What this task involves:
Each line of the data must be reproduced as it appears.

Task inputs:

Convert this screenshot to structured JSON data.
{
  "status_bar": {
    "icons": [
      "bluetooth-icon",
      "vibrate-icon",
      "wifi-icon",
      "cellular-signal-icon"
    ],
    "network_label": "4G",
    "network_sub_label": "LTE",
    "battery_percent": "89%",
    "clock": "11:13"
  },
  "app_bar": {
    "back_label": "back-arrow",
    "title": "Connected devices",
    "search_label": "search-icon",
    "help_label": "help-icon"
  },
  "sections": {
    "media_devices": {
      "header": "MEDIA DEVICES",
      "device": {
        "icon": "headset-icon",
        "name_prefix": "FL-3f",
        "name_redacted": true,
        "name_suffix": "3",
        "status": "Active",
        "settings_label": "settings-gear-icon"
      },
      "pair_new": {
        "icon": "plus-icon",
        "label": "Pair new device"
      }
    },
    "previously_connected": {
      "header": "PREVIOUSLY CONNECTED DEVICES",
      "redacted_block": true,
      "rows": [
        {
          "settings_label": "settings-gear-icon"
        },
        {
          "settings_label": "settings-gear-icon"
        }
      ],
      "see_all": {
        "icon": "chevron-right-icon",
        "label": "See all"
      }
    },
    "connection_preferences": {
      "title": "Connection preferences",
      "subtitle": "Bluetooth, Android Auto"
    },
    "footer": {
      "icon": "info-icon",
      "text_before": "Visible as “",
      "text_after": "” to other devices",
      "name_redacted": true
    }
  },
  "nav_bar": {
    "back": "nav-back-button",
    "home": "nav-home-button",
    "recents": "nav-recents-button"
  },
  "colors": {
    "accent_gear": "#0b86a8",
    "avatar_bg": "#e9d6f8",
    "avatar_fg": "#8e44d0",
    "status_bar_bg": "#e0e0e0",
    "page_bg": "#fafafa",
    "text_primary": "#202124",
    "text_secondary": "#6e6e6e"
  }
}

Exercise solution:
Convert this screenshot to structured JSON data.
{
  "status_bar": {
    "icons": [
      "bluetooth-icon",
      "vibrate-icon",
      "wifi-icon",
      "cellular-signal-icon"
    ],
    "network_label": "4G",
    "network_sub_label": "LTE",
    "battery_percent": "89%",
    "clock": "11:13"
  },
  "app_bar": {
    "back_label": "back-arrow",
    "title": "Connected devices",
    "search_label": "search-icon",
    "help_label": "help-icon"
  },
  "sections": {
    "media_devices": {
      "header": "MEDIA DEVICES",
      "device": {
        "icon": "headset-icon",
        "name_prefix": "FL-3f",
        "name_redacted": true,
        "name_suffix": "3",
        "status": "Active",
        "settings_label": "settings-gear-icon"
      },
      "pair_new": {
        "icon": "plus-icon",
        "label": "Pair new device"
      }
    },
    "previously_connected": {
      "header": "PREVIOUSLY CONNECTED DEVICES",
      "redacted_block": true,
      "rows": [
        {
          "settings_label": "settings-gear-icon"
        },
        {
          "settings_label": "settings-gear-icon"
        }
      ],
      "see_all": {
        "icon": "chevron-right-icon",
        "label": "See all"
      }
    },
    "connection_preferences": {
      "title": "Connection preferences",
      "subtitle": "Bluetooth, Android Auto"
    },
    "footer": {
      "icon": "info-icon",
      "text_before": "Visible as “",
      "text_after": "” to other devices",
      "name_redacted": true
    }
  },
  "nav_bar": {
    "back": "nav-back-button",
    "home": "nav-home-button",
    "recents": "nav-recents-button"
  },
  "colors": {
    "accent_gear": "#0b86a8",
    "avatar_bg": "#e9d6f8",
    "avatar_fg": "#8e44d0",
    "status_bar_bg": "#e0e0e0",
    "page_bg": "#fafafa",
    "text_primary": "#202124",
    "text_secondary": "#6e6e6e"
  }
}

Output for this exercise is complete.